A holistic recruitment strategy will take advantage of many different sourcing channels. Open advertising via job portals and professional publications, mobile recruiting, stealth recruitment through backchannels, hiring a recruitment agency, employee referrals, and even good old-fashioned window advertisements all have their proper place and time in an effective recruitment program. However deploying the wrong strategy at the wrong time can not only waste valuable resources, or net you the wrong person for the job, but can backfire in unexpected ways.
There is no doubt that employee referrals remain a top source for hires, generally contributing about 1 in 3 new additions to a company's workforce. And for good reason. Candidates sourced through employee referral programs tend to be a better cultural fit than those identified through job board postings, and tend to stay longer. Assuming they are satisfied with their jobs, up to 66% of employees are eager to invite others in their network to join your company, according to Jobvite's 2020 Job Seeker Nation Report. In addition, a properly incentivized employee referral program is a great way to manage your company's overall costs of talent acquisition.
However, there are some drawbacks to employee referrals that hiring managers would do well to fully consider, especially when hiring for critical leadership roles.
One of the top risks of hiring through employee referrals is lowering the diversity of your workforce. According to Sarah Kathryn Stein et al., of the Stanford Graduate School of Business and the Hass School of Business at UC Berkeley, similarity-attraction bias "has been shown to be tightly connected to judgments of liking. This relationship is robust across many dimensions of similarity including attitudes, personality traits, and physical characteristics. And it carries through to the hiring process: interviewers are apt to give more favorable assessments of candidates when they possess similar surface traits."

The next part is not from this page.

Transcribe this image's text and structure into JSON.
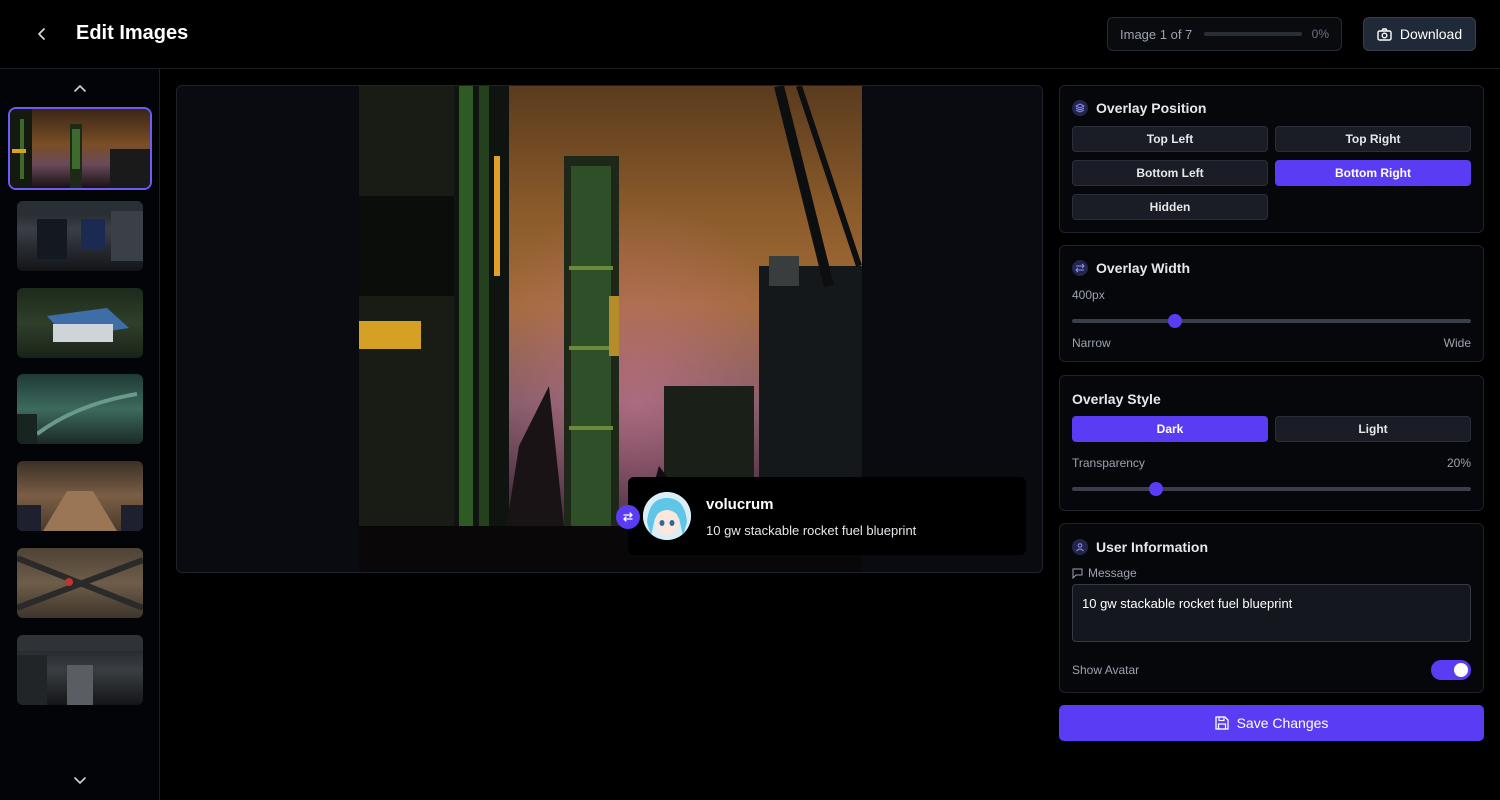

In other words, it's hard enough for experienced human resource professionals to manage their own implicit biases, and placing candidate screening in the hands of untrained employees could lead to unintended consequences. People tend to refer who they like, and tend to like who is most similar to them, which can lead to an overly homogenous workforce that fails to produce novel ideas or innovations when you need them most- such as in times of crisis.
A second way that employee referrals can backfire is when a suggested candidate is rejected by the hiring manager. Even though referred candidates might be perfectly likable, and otherwise a good match for a given position, it is often the case that other factors, such as salary or relocation requirements, come to bear on the final decision that is out of the scope of an employee's understanding or awareness. This could result in hard feelings among employees, or misperception with regard to the sincerity of aims of the referral program.

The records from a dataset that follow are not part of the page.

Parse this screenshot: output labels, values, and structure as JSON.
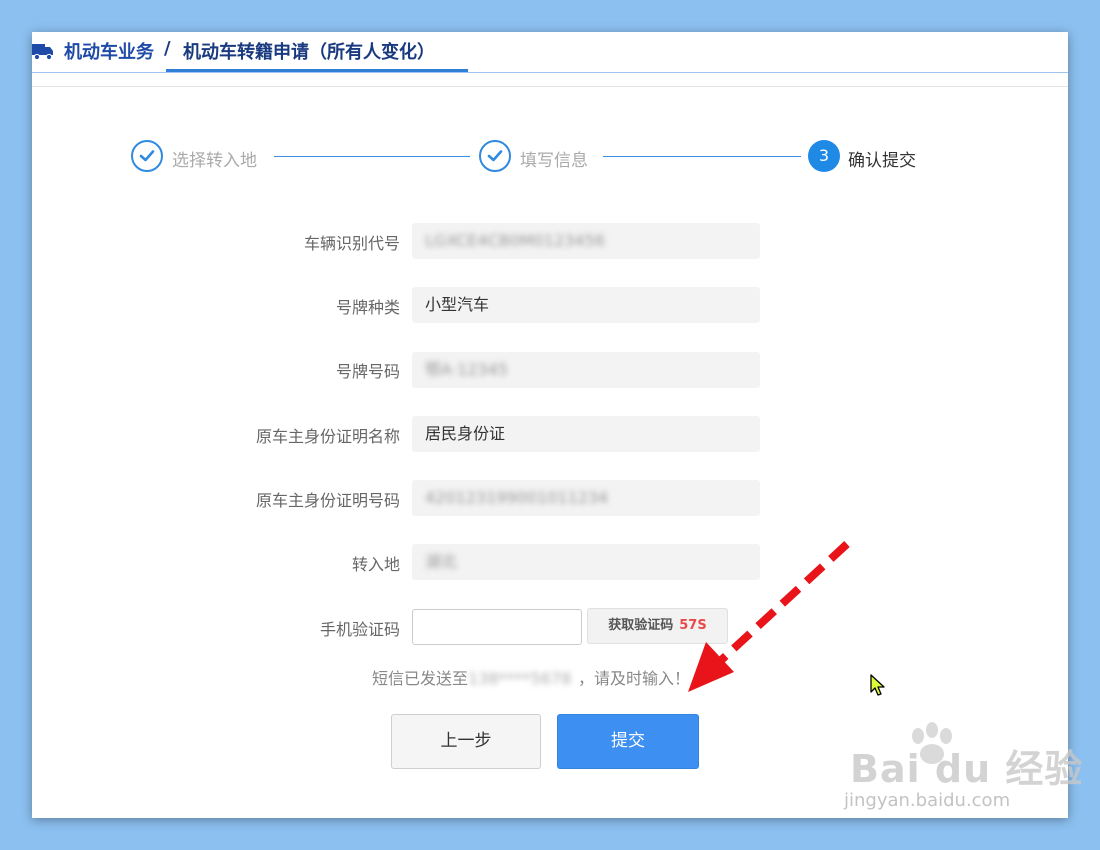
{
  "header": {
    "breadcrumb_section": "机动车业务",
    "separator": "/",
    "breadcrumb_page": "机动车转籍申请（所有人变化）"
  },
  "steps": [
    {
      "label": "选择转入地",
      "status": "done"
    },
    {
      "label": "填写信息",
      "status": "done"
    },
    {
      "number": "3",
      "label": "确认提交",
      "status": "current"
    }
  ],
  "form": {
    "vin": {
      "label": "车辆识别代号",
      "value": ""
    },
    "plate_type": {
      "label": "号牌种类",
      "value": "小型汽车"
    },
    "plate_number": {
      "label": "号牌号码",
      "value": ""
    },
    "id_type": {
      "label": "原车主身份证明名称",
      "value": "居民身份证"
    },
    "id_number": {
      "label": "原车主身份证明号码",
      "value": ""
    },
    "destination": {
      "label": "转入地",
      "value": ""
    },
    "sms_code": {
      "label": "手机验证码",
      "value": "",
      "button_label": "获取验证码",
      "countdown": "57S"
    },
    "sms_tip_prefix": "短信已发送至",
    "sms_tip_suffix": "，请及时输入！"
  },
  "buttons": {
    "prev": "上一步",
    "submit": "提交"
  },
  "watermark": {
    "brand": "Bai du 经验",
    "url": "jingyan.baidu.com"
  },
  "colors": {
    "accent": "#3d8ff2",
    "step_blue": "#1f8ae6",
    "annotation_arrow": "#e8141a",
    "countdown": "#e84a4a"
  },
  "icons": {
    "breadcrumb": "truck-icon",
    "step_done": "check-circle-icon",
    "annotation": "dashed-arrow-icon",
    "cursor": "mouse-pointer-icon"
  }
}
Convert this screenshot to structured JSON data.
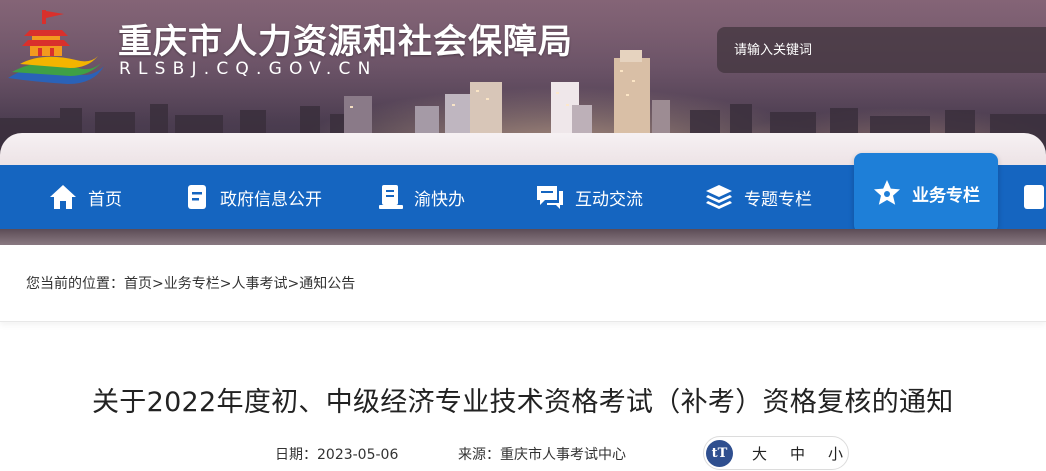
{
  "header": {
    "site_title": "重庆市人力资源和社会保障局",
    "site_domain": "RLSBJ.CQ.GOV.CN",
    "search_placeholder": "请输入关键词"
  },
  "nav": {
    "items": [
      {
        "label": "首页",
        "icon": "home-icon"
      },
      {
        "label": "政府信息公开",
        "icon": "document-icon"
      },
      {
        "label": "渝快办",
        "icon": "service-icon"
      },
      {
        "label": "互动交流",
        "icon": "chat-icon"
      },
      {
        "label": "专题专栏",
        "icon": "layers-icon"
      },
      {
        "label": "业务专栏",
        "icon": "star-icon",
        "active": true
      }
    ]
  },
  "breadcrumb": {
    "prefix": "您当前的位置：",
    "items": [
      "首页",
      "业务专栏",
      "人事考试",
      "通知公告"
    ],
    "separator": ">"
  },
  "article": {
    "title": "关于2022年度初、中级经济专业技术资格考试（补考）资格复核的通知",
    "date_label": "日期：",
    "date": "2023-05-06",
    "source_label": "来源：",
    "source": "重庆市人事考试中心",
    "font_size_icon": "tT",
    "font_sizes": [
      "大",
      "中",
      "小"
    ]
  },
  "colors": {
    "nav_bg": "#1565c0",
    "nav_active": "#1e7fd8",
    "title_text": "#222222"
  }
}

Things could also go wrong with the choreography of a rolling interview process, where new candidates are coming in haphazardly and entering the process at different stages. Angela Marturano, President of Orchid Holistic Search, cautions to "be prepared for the potential heartache and time sink of spending precious time sifting through hundreds of resumes (most unqualified) and executing a process, making an offer only to have the candidate accept another job because you weren't privy to the details of their search." Especially for time-sensitive hires, the advantages of working with an executive recruiter are that they will know the details of the candidate's personal search efforts and motivations, as well as any other offers which may be pending.
When there are the things that could also go awry even when the interview process goes well and an employee-referred candidate is hired. Complications among interpersonal relationships and organizational hierarchy can ensue when the new hire and the referral source work at different levels of your org chart, especially if there is a perception among peers that an employee has a privileged relationship with a superior.
Finally, mass communication of job postings by way of employee social recruiting may expose your organization to legal and ethical risks. As explained by RPO Edge, especially when reaching out via personal pages, your employees "may indirectly make assertions into the race, national origin, age, sexual orientations, and other things subjected to the Employment Non-Discrimination Act" that could result in potential lawsuits.
To be sure, employee referral programs are here to stay, and come with their own set of advantages. However it is important to carefully weigh several risks against the potential savings in employee acquisition costs, as many of them, such as loss of organizational diversity or social capital are not as easily recoverable as cold, hard cash.